Entries shown: Begin

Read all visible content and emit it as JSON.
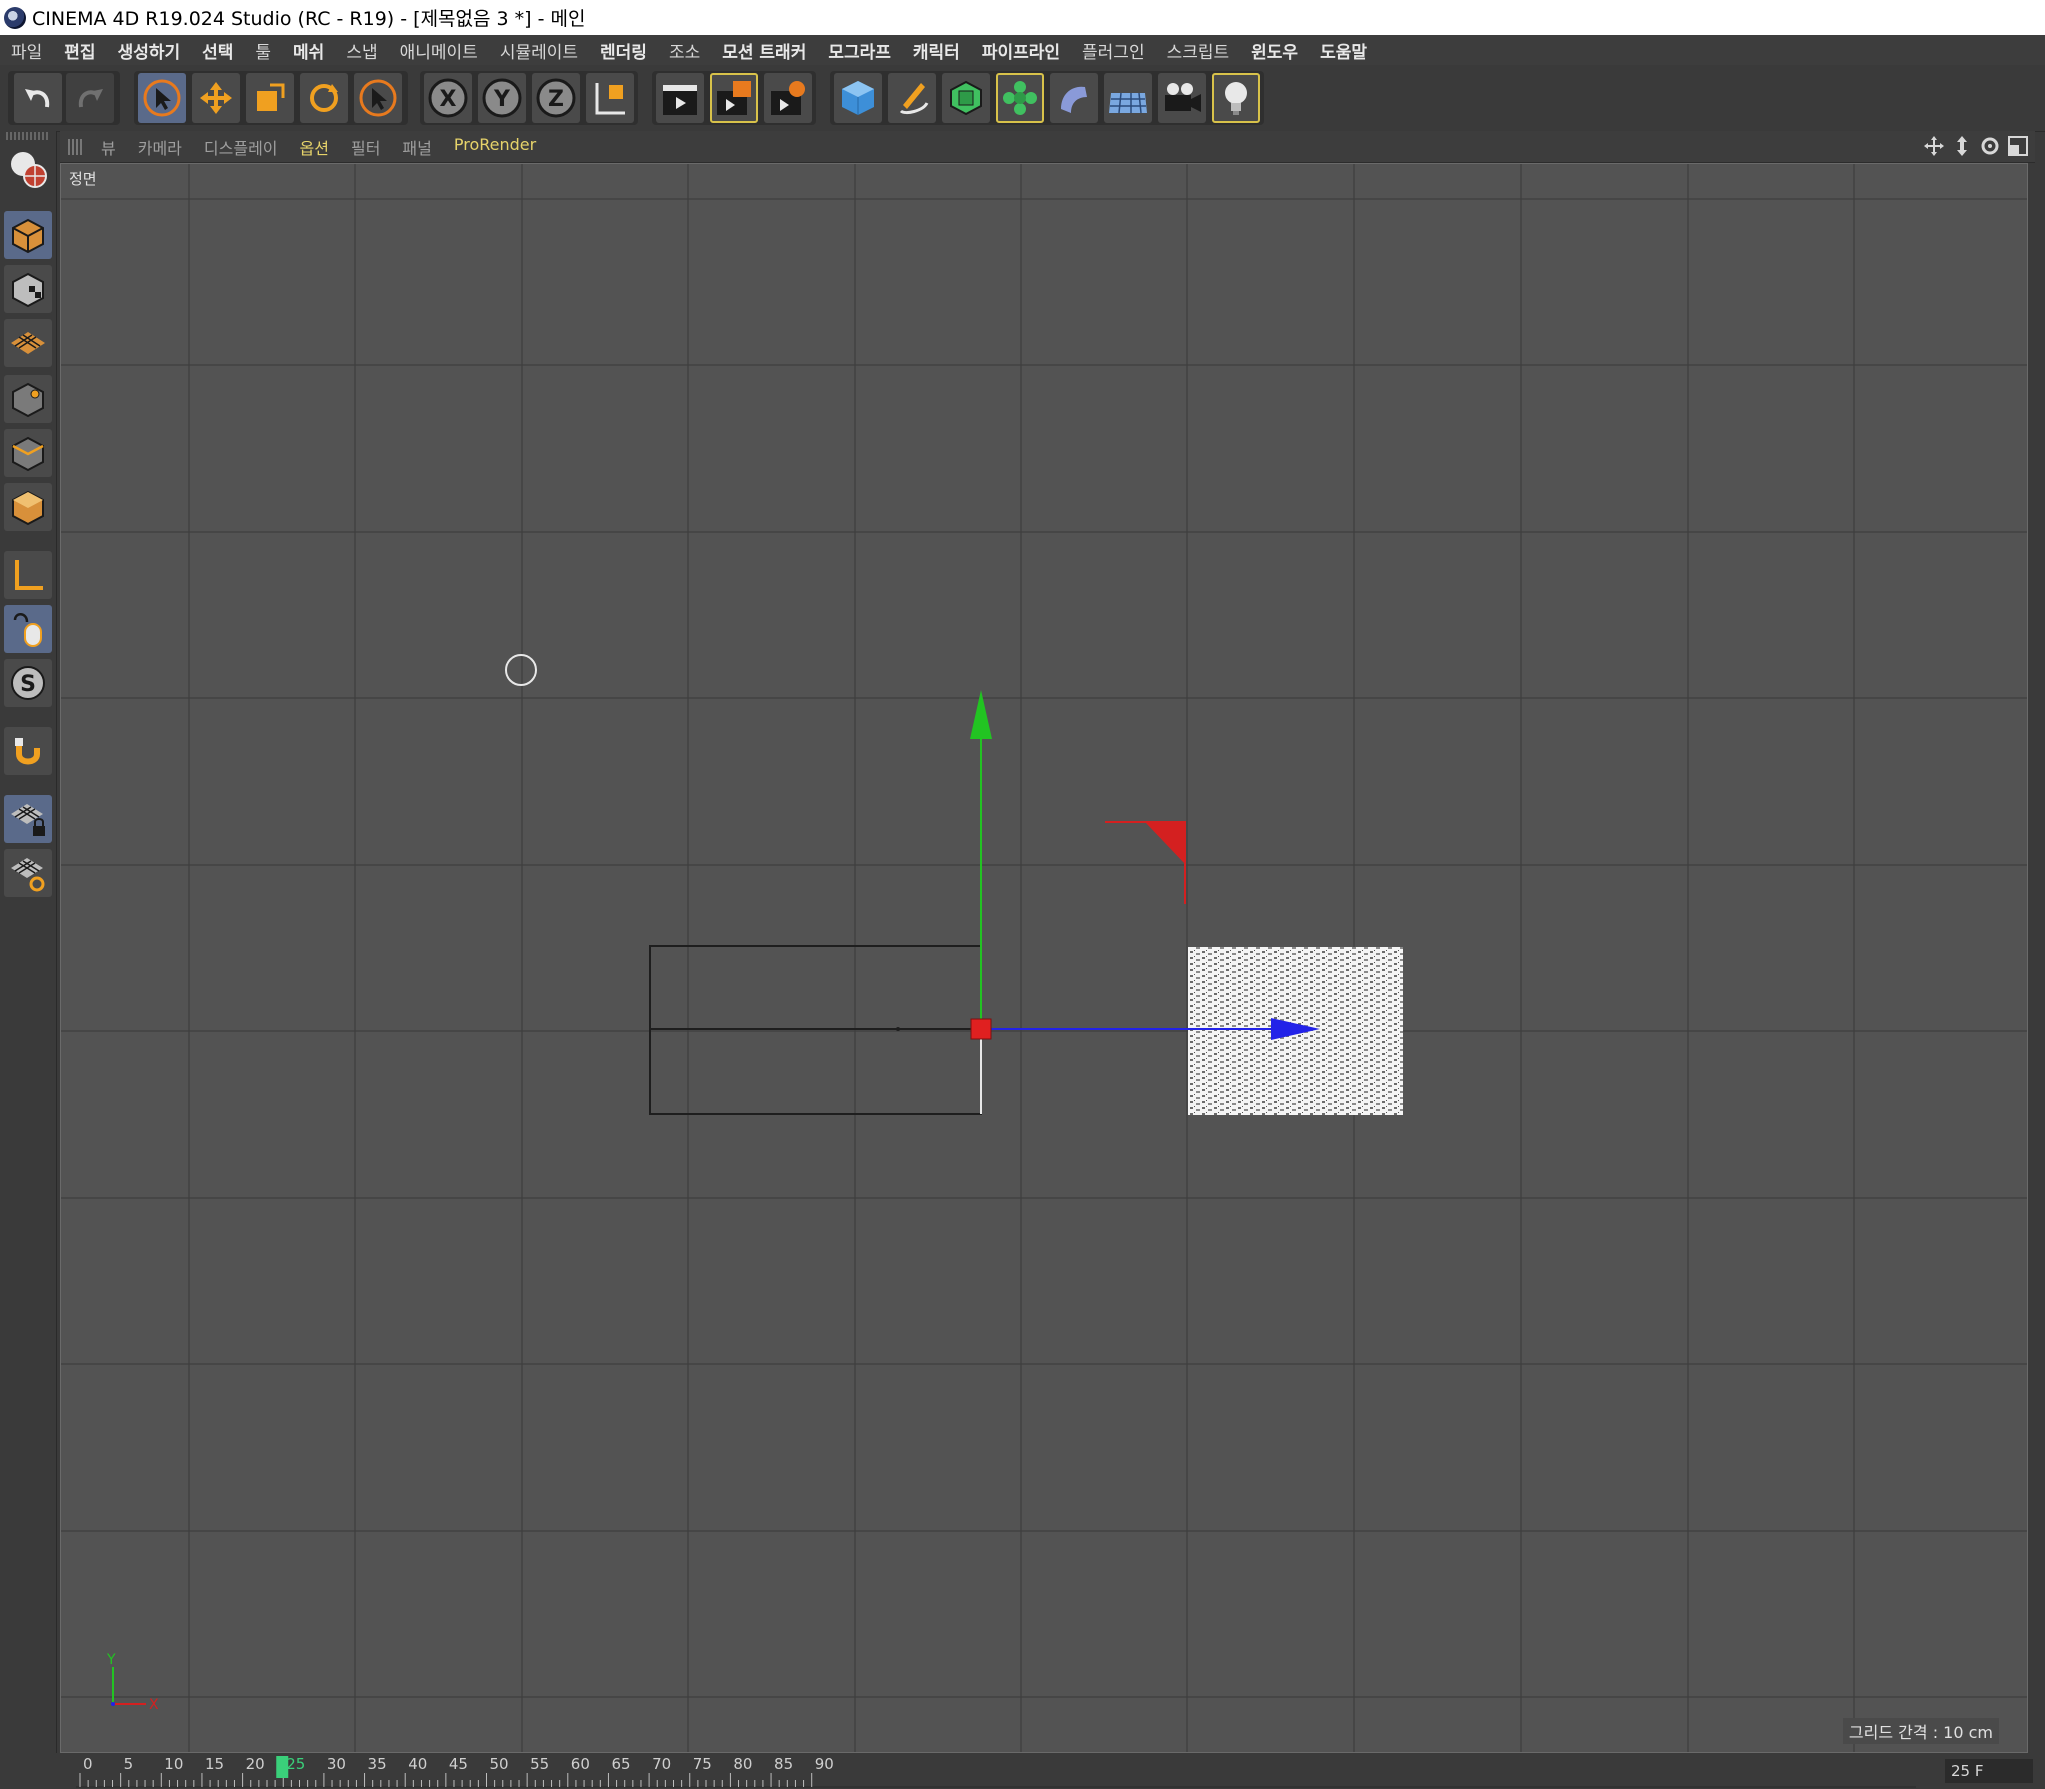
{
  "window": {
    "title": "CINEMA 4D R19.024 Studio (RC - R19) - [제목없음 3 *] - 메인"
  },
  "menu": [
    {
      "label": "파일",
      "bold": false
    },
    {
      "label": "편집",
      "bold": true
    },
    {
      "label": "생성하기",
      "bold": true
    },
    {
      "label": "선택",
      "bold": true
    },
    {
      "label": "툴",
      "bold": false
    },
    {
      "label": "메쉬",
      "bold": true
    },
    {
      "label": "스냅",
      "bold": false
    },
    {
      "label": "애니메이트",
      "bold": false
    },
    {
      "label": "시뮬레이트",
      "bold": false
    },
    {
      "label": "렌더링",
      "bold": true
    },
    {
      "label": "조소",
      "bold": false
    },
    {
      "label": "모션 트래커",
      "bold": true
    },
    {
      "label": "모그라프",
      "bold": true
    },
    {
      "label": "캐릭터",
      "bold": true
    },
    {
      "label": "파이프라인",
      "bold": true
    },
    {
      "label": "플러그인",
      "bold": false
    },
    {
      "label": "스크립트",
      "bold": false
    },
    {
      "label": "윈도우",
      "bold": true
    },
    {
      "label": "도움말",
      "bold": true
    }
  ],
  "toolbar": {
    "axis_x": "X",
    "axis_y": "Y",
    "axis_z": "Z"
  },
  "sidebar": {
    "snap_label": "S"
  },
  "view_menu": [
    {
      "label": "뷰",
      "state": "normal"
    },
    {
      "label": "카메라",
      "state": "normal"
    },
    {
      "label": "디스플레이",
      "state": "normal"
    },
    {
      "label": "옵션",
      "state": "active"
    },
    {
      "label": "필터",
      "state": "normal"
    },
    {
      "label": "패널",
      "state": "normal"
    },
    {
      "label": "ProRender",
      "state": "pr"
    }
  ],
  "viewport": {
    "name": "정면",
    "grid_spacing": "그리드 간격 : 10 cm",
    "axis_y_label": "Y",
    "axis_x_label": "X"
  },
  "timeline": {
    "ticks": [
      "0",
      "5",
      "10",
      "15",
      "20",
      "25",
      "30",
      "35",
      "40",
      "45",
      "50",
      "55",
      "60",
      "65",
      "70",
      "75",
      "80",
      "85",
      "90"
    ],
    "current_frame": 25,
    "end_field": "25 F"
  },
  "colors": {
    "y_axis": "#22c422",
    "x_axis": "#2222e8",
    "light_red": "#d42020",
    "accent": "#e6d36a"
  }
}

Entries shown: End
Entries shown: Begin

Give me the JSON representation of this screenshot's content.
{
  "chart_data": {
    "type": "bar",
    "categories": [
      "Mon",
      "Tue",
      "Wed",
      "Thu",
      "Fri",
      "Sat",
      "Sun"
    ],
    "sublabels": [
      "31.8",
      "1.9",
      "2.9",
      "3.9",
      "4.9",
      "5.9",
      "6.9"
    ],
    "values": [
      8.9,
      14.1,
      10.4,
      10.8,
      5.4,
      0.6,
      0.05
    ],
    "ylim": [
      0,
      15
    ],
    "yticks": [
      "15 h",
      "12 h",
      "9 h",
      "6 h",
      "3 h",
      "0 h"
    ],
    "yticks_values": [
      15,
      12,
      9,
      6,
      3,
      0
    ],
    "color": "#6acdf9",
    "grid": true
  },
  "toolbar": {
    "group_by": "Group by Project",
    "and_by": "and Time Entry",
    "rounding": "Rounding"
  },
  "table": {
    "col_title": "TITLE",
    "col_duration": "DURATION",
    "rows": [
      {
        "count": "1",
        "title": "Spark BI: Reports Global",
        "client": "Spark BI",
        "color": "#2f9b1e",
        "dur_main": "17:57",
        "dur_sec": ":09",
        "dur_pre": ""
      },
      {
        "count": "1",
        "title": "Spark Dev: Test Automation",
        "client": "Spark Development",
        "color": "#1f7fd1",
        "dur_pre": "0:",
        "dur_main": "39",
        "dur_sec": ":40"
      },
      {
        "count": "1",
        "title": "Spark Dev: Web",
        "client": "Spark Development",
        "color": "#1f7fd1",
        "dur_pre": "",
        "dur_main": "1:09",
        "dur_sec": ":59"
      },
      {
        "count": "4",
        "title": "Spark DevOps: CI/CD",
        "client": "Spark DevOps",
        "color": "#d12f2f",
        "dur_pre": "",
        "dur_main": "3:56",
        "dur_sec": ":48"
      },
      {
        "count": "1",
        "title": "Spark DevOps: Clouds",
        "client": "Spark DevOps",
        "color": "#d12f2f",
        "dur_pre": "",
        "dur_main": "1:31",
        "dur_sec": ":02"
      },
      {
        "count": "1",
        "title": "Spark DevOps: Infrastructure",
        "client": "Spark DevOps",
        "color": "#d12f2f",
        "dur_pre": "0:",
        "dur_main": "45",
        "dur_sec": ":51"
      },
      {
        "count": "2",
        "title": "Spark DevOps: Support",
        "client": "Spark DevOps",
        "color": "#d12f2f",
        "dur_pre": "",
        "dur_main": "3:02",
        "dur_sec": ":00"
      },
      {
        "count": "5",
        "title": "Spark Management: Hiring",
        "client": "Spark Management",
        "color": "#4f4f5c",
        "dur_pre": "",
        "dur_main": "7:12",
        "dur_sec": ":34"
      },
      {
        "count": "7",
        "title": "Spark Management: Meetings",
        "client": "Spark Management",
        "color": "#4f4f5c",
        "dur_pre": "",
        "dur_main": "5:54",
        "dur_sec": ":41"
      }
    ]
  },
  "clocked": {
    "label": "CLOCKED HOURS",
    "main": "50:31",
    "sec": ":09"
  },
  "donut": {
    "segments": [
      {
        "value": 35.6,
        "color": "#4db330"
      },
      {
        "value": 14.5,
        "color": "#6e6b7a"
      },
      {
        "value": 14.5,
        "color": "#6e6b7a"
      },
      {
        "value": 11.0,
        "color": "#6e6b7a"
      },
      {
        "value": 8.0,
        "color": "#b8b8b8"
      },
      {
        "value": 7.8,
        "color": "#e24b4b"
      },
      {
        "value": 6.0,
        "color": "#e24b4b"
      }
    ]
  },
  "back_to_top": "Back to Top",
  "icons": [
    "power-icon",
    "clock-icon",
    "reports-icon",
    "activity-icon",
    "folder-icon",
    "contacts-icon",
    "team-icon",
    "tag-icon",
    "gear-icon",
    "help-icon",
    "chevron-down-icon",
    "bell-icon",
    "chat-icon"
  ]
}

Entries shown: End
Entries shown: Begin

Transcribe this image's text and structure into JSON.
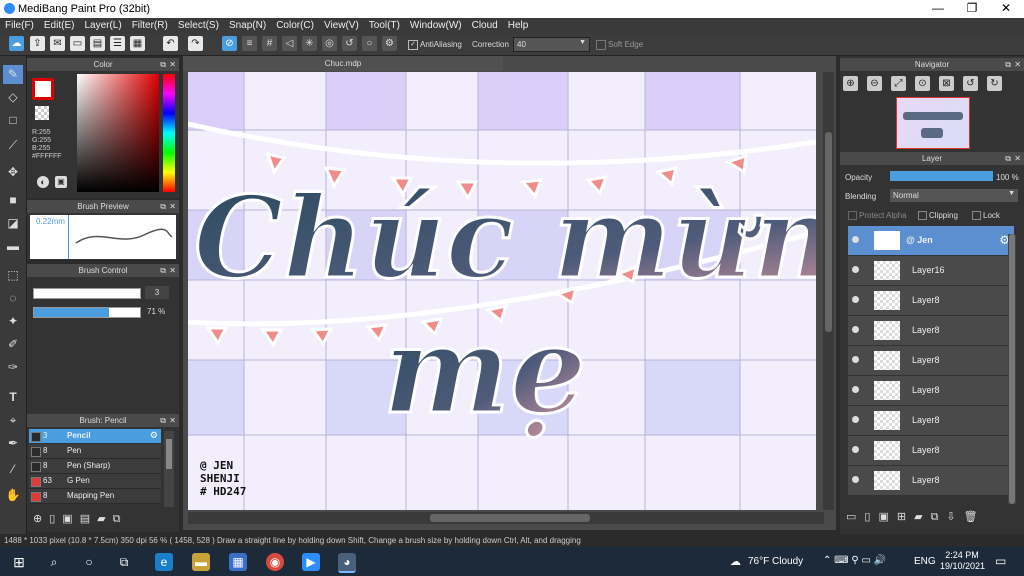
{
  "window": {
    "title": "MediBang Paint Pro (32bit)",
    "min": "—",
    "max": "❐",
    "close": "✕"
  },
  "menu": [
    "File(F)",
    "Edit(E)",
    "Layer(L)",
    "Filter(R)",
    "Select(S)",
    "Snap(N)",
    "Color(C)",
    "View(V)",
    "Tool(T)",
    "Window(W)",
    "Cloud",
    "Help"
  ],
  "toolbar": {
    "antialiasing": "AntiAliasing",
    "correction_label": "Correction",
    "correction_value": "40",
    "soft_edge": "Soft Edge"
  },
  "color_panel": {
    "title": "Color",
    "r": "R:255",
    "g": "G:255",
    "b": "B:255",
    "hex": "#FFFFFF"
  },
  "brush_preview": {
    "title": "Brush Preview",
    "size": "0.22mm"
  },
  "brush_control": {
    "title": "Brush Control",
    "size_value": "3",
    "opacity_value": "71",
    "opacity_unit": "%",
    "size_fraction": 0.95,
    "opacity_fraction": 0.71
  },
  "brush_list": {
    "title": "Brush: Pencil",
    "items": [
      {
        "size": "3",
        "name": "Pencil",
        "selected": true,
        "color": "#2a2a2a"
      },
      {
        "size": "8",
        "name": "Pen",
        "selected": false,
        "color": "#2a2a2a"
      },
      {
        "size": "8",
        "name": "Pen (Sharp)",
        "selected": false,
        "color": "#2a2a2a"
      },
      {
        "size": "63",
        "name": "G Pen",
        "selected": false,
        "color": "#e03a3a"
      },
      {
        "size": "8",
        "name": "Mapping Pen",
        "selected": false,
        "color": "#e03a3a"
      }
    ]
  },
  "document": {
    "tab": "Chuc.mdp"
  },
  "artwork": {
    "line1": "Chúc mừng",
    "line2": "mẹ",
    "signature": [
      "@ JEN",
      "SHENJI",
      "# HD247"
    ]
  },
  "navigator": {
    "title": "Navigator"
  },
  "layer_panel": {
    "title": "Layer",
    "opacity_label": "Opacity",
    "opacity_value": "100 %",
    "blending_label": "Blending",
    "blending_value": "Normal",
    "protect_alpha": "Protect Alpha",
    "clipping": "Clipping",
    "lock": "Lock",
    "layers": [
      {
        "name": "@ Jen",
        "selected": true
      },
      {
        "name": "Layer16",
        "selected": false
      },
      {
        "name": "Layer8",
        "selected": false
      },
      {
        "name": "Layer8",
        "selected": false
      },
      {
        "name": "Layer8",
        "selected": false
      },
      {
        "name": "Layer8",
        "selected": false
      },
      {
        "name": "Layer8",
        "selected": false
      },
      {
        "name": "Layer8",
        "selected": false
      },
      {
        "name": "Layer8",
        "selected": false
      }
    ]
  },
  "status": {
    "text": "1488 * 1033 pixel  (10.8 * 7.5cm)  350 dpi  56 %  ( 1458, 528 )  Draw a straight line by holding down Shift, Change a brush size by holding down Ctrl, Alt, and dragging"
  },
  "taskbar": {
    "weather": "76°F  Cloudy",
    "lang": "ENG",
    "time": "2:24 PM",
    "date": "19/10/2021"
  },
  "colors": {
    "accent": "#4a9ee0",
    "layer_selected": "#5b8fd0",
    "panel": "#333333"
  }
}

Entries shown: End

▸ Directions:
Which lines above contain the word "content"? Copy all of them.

▸ Expected answer:
Read all visible content and emit it as JSON.
Give me the JSON representation of this screenshot's content.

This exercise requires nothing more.